Charles Krupa/AP/REX/ShutterstockCertain companies make dubious claims. For example, Sony claimed that these phones were waterproof and now they owe a bunch of people a bunch of money. Mountain Dew actually contains zero percent dew. This papaya company failed to list “Salmonella” as one of its ingredients.
But one might expect these things with the above products. Phones get recalled, soda rarely has natural ingredients, and fruits sometimes sour due to deadly bacteria. This is life. But when it comes to Poland Spring water, one might think that what you read is what you get.

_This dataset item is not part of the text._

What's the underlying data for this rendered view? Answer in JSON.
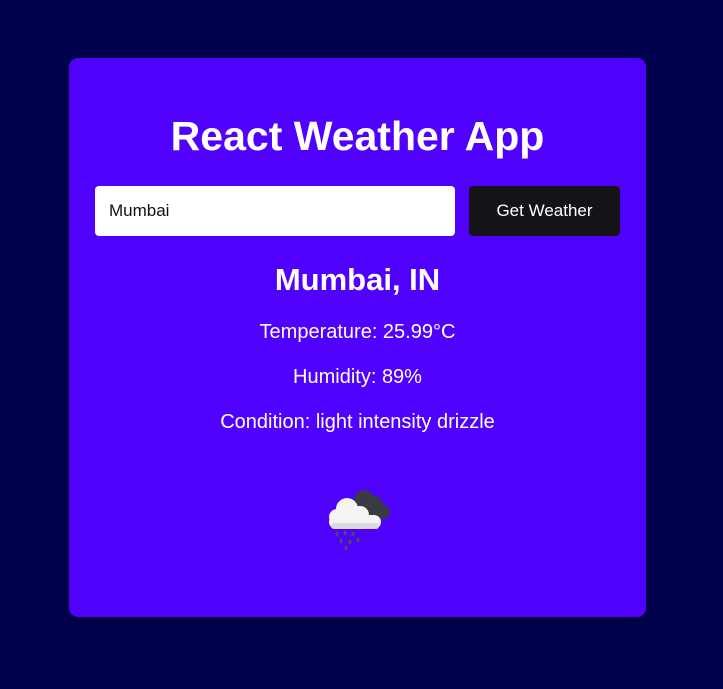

But, as it turns out, Poland Spring is neither from Poland (already known fact, they never claimed to have Polski H₂O) nor from a spring, according to a new lawsuit.
The Food and Drug Administration has a strict definition of what constitutes “spring water,” and according to the suit filed last week in Connecticut, not one drop of the billions of gallons of water peddled by Poland Spring fits that definition.

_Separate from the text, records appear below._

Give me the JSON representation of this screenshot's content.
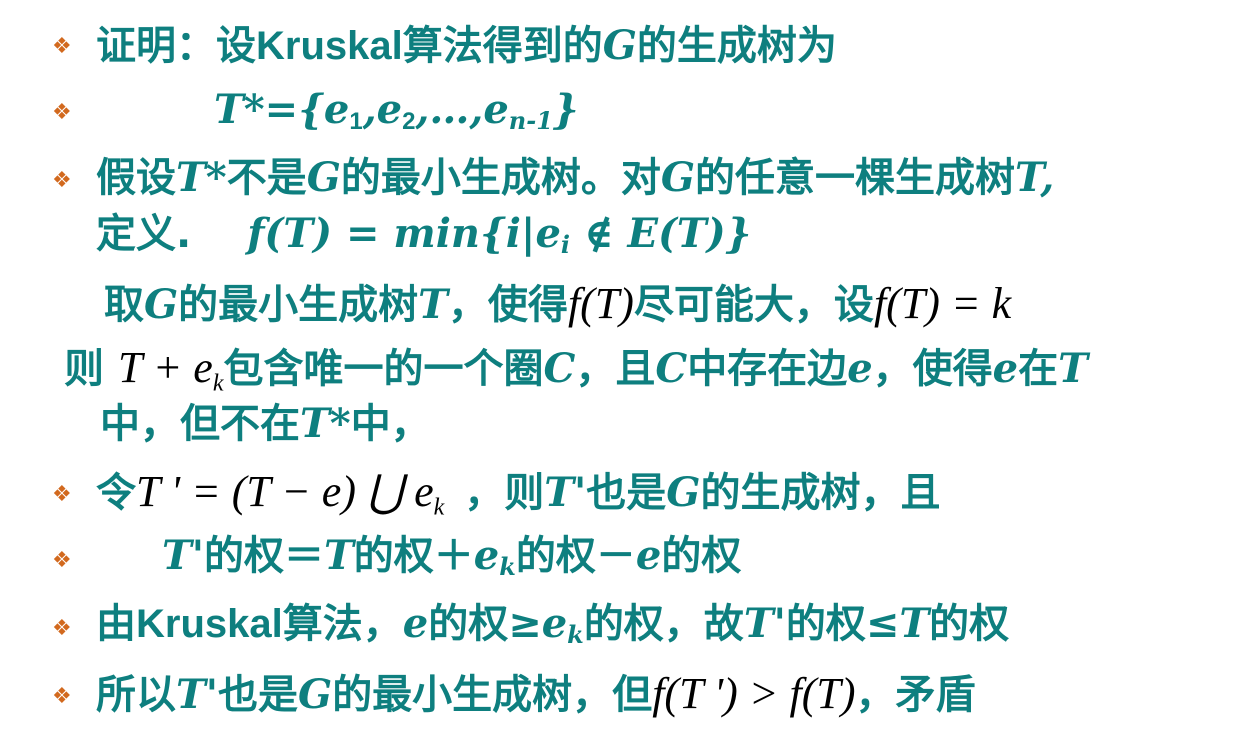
{
  "bullet_glyph": "❖",
  "colors": {
    "text": "#0e7f7f",
    "bullet": "#d2691e",
    "formula": "#000000"
  },
  "lines": {
    "l1": {
      "a": "证明：设",
      "b": "Kruskal",
      "c": "算法得到的",
      "d": "G",
      "e": "的生成树为"
    },
    "l2": {
      "a": "T*={",
      "b": "e",
      "b_sub": "1",
      "c": ",",
      "d": "e",
      "d_sub": "2",
      "e": ",…,",
      "f": "e",
      "f_sub": "n-1",
      "g": "}"
    },
    "l3": {
      "a": "假设",
      "b": "T*",
      "c": "不是",
      "d": "G",
      "e": "的最小生成树。对",
      "f": "G",
      "g": "的任意一棵生成树",
      "h": "T",
      "i": ","
    },
    "l4": {
      "a": "定义.",
      "b": "f(T) = min{i|e",
      "b_sub": "i",
      "c": " ∉ E(T)}"
    },
    "l5": {
      "a": "取",
      "b": "G",
      "c": "的最小生成树",
      "d": "T",
      "e": "，使得",
      "f": "f(T)",
      "g": "尽可能大，设",
      "h": "f(T) = k"
    },
    "l6": {
      "a": "则",
      "b": "T + e",
      "b_sub": "k",
      "c": "包含唯一的一个圈",
      "d": "C",
      "e": "，且",
      "f": "C",
      "g": "中存在边",
      "h": "e",
      "i": "，使得",
      "j": "e",
      "k": "在",
      "l": "T"
    },
    "l7": {
      "a": "中，但不在",
      "b": "T*",
      "c": "中，"
    },
    "l8": {
      "a": "令",
      "b": "T ' = (T − e) ⋃ e",
      "b_sub": "k",
      "c": "，则",
      "d": "T'",
      "e": "也是",
      "f": "G",
      "g": "的生成树，且"
    },
    "l9": {
      "a": "T'",
      "b": "的权＝",
      "c": "T",
      "d": "的权＋",
      "e": "e",
      "e_sub": "k",
      "f": "的权－",
      "g": "e",
      "h": "的权"
    },
    "l10": {
      "a": "由",
      "b": "Kruskal",
      "c": "算法，",
      "d": "e",
      "e": "的权≥",
      "f": "e",
      "f_sub": "k",
      "g": "的权，故",
      "h": "T'",
      "i": "的权≤",
      "j": "T",
      "k": "的权"
    },
    "l11": {
      "a": "所以",
      "b": "T'",
      "c": "也是",
      "d": "G",
      "e": "的最小生成树，但",
      "f": "f(T ') > f(T)",
      "g": "，矛盾"
    }
  }
}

The suit claims that “the famous Poland Spring in Poland Spring, Maine, which defendant’s labels claim is a source of Poland Spring Water, ran dry nearly 50 years ago.”

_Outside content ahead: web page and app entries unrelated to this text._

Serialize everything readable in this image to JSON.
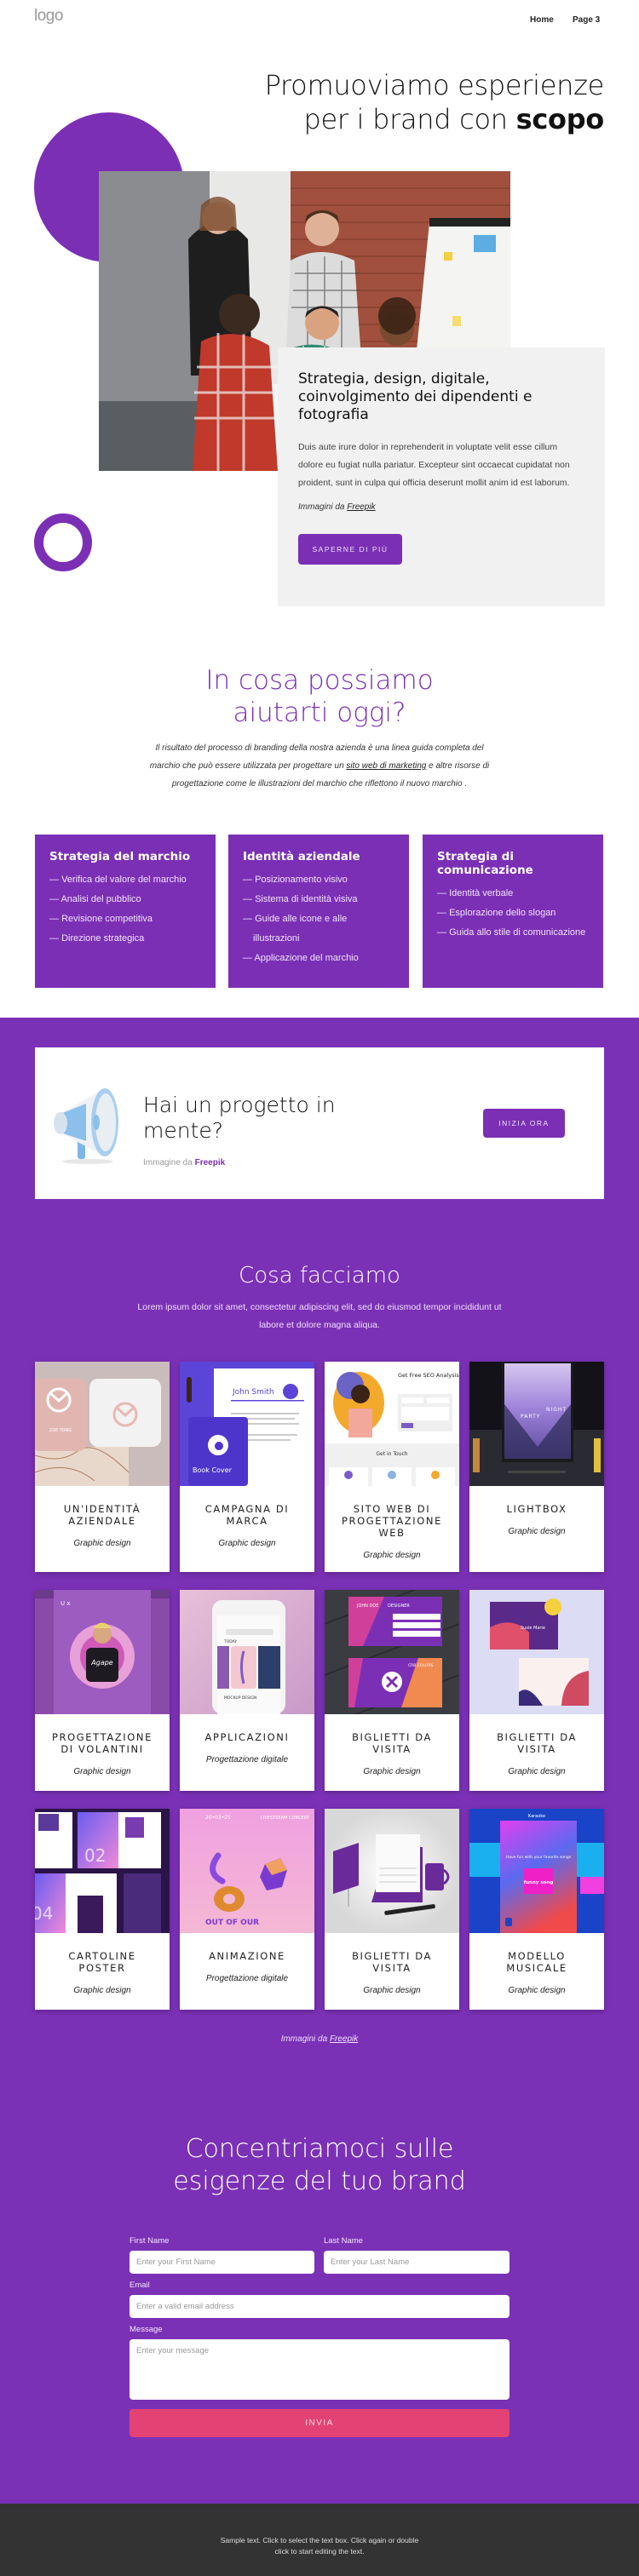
{
  "header": {
    "logo": "logo",
    "nav": [
      {
        "label": "Home"
      },
      {
        "label": "Page 3"
      }
    ]
  },
  "hero": {
    "title_line1": "Promuoviamo esperienze",
    "title_line2_prefix": "per i brand con ",
    "title_line2_bold": "scopo",
    "photo_alt": "Team of five colleagues brainstorming at a table near a whiteboard and brick wall",
    "card": {
      "heading": "Strategia, design, digitale, coinvolgimento dei dipendenti e fotografia",
      "body": "Duis aute irure dolor in reprehenderit in voluptate velit esse cillum dolore eu fugiat nulla pariatur. Excepteur sint occaecat cupidatat non proident, sunt in culpa qui officia deserunt mollit anim id est laborum.",
      "credit_prefix": "Immagini da ",
      "credit_link": "Freepik",
      "button": "SAPERNE DI PIÙ"
    }
  },
  "help": {
    "title_line1": "In cosa possiamo",
    "title_line2": "aiutarti oggi?",
    "desc_before": "Il risultato del processo di branding della nostra azienda è una linea guida completa del marchio che può essere utilizzata per progettare un ",
    "desc_link": "sito web di marketing",
    "desc_after": " e altre risorse di progettazione come le illustrazioni del marchio che riflettono il nuovo marchio .",
    "services": [
      {
        "title": "Strategia del marchio",
        "items": [
          "Verifica del valore del marchio",
          "Analisi del pubblico",
          "Revisione competitiva",
          "Direzione strategica"
        ]
      },
      {
        "title": "Identità aziendale",
        "items": [
          "Posizionamento visivo",
          "Sistema di identità visiva",
          "Guide alle icone e alle illustrazioni",
          "Applicazione del marchio"
        ]
      },
      {
        "title": "Strategia di comunicazione",
        "items": [
          "Identità verbale",
          "Esplorazione dello slogan",
          "Guida allo stile di comunicazione"
        ]
      }
    ]
  },
  "cta": {
    "title_line1": "Hai un progetto in",
    "title_line2": "mente?",
    "credit_prefix": "Immagine da ",
    "credit_link": "Freepik",
    "button": "INIZIA ORA"
  },
  "what": {
    "title": "Cosa facciamo",
    "desc": "Lorem ipsum dolor sit amet, consectetur adipiscing elit, sed do eiusmod tempor incididunt ut labore et dolore magna aliqua.",
    "cards": [
      {
        "title": "UN'IDENTITÀ AZIENDALE",
        "subtitle": "Graphic design"
      },
      {
        "title": "CAMPAGNA DI MARCA",
        "subtitle": "Graphic design"
      },
      {
        "title": "SITO WEB DI PROGETTAZIONE WEB",
        "subtitle": "Graphic design"
      },
      {
        "title": "LIGHTBOX",
        "subtitle": "Graphic design"
      },
      {
        "title": "PROGETTAZIONE DI VOLANTINI",
        "subtitle": "Graphic design"
      },
      {
        "title": "APPLICAZIONI",
        "subtitle": "Progettazione digitale"
      },
      {
        "title": "BIGLIETTI DA VISITA",
        "subtitle": "Graphic design"
      },
      {
        "title": "BIGLIETTI DA VISITA",
        "subtitle": "Graphic design"
      },
      {
        "title": "CARTOLINE POSTER",
        "subtitle": "Graphic design"
      },
      {
        "title": "ANIMAZIONE",
        "subtitle": "Progettazione digitale"
      },
      {
        "title": "BIGLIETTI DA VISITA",
        "subtitle": "Graphic design"
      },
      {
        "title": "MODELLO MUSICALE",
        "subtitle": "Graphic design"
      }
    ],
    "thumb_texts": {
      "c1": "ZOE YONG",
      "c2_name": "John Smith",
      "c2_book": "Book Cover",
      "c3_head": "Get Free SEO Analysis?",
      "c3_touch": "Get in Touch",
      "c4_night": "NIGHT",
      "c4_party": "PARTY",
      "c5": "Agape",
      "c6_today": "TODAY",
      "c6_mockup": "MOCKUP DESIGN",
      "c7_name": "JOHN DOE",
      "c7_role": "DESIGNER",
      "c7_brand": "CRB COLORS",
      "c8_name": "Susie Marie",
      "c9_num1": "02",
      "c9_num2": "04",
      "c10_date": "20•03•21",
      "c10_event": "LIVESTREAM CONCERT",
      "c10_bottom": "OUT OF OUR",
      "c12_label": "Karaoke",
      "c12_tag": "Have fun with your favorite songs",
      "c12_funny": "funny song"
    },
    "credit_prefix": "Immagini da ",
    "credit_link": "Freepik"
  },
  "form": {
    "title_line1": "Concentriamoci sulle",
    "title_line2": "esigenze del tuo brand",
    "first_name": {
      "label": "First Name",
      "placeholder": "Enter your First Name",
      "value": ""
    },
    "last_name": {
      "label": "Last Name",
      "placeholder": "Enter your Last Name",
      "value": ""
    },
    "email": {
      "label": "Email",
      "placeholder": "Enter a valid email address",
      "value": ""
    },
    "message": {
      "label": "Message",
      "placeholder": "Enter your message",
      "value": ""
    },
    "submit": "INVIA"
  },
  "footer": {
    "text": "Sample text. Click to select the text box. Click again or double click to start editing the text."
  },
  "colors": {
    "brand_purple": "#7b31b6",
    "accent_pink": "#e24374",
    "footer_bg": "#333333",
    "hero_card_bg": "#f1f1f1"
  }
}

A spokeswoman for America’s best-selling bottled water brand stated that “Poland Spring is 100 percent spring water. The claims made in the lawsuit are without merit and an obvious attempt to manipulate the legal system for personal gain,” according to the LA Times.
The suit is still in court at the moment.
Next thing you’re gonna say is Fiji Water tried to leave Fiji!
[Source: LA Times]